For my cousin Pete Patterson
There was a standpipe
On the highest rise,
Above my Grandma’s house.
And to the west, a cemetery
Always neatly shorn
Forbidding to a child born from its ceremony.
It was a maze of polished granite
And of mounds
The length and shape of bodies
And all about, the smell of rotting flowers.
There was nothing there that could be trod upon
Though once a year, we Baptists made
A pilgrimage to decorate
And dump the putrid water from the vessels by the stones.
The Catholics were not there, my Mother said.
They had their own hill above a fen
Outside the town where guileless cicadas sang and crows
And Irish bachelors lay in straight flat rows
Beside the matriarch and spinster kin.
“Where Grandma Pat will go,” my Mother said.
Below the standpipe was a gentle slope of grass

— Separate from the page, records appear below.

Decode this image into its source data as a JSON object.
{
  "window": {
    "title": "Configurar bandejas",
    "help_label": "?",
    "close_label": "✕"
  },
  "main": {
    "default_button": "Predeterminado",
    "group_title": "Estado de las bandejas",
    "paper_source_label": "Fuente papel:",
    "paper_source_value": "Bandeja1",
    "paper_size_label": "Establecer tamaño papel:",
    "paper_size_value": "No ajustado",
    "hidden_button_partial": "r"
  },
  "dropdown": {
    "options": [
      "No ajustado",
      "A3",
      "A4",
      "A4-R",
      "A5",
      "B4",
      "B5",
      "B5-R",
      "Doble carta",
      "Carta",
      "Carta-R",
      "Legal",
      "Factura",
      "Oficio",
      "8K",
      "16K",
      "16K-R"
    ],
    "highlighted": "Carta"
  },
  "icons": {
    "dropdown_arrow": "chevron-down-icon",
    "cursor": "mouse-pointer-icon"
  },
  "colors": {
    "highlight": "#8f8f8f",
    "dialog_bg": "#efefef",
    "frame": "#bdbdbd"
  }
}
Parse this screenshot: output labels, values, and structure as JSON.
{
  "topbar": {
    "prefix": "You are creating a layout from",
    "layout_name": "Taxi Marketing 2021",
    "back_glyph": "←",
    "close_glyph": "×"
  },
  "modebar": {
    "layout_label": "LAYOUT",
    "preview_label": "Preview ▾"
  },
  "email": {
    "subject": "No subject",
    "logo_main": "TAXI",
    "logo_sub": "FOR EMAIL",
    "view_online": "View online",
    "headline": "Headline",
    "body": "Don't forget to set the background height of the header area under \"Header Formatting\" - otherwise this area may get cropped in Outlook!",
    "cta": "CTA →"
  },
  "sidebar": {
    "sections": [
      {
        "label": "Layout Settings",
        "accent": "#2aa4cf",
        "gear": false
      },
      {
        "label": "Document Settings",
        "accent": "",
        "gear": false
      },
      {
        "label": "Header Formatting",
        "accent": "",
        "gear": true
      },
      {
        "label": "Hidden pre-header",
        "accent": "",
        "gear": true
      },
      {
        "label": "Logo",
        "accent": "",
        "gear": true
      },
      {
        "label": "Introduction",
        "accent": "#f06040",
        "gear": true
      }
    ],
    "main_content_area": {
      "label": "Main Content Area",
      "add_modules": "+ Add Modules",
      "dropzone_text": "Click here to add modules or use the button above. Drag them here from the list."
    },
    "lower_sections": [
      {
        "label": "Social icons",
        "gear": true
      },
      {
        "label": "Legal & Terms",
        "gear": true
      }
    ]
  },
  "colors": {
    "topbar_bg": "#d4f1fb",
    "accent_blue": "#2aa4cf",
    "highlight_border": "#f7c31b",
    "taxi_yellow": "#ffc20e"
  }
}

Where cousins played with balls and bats
And dogs could run without a leash.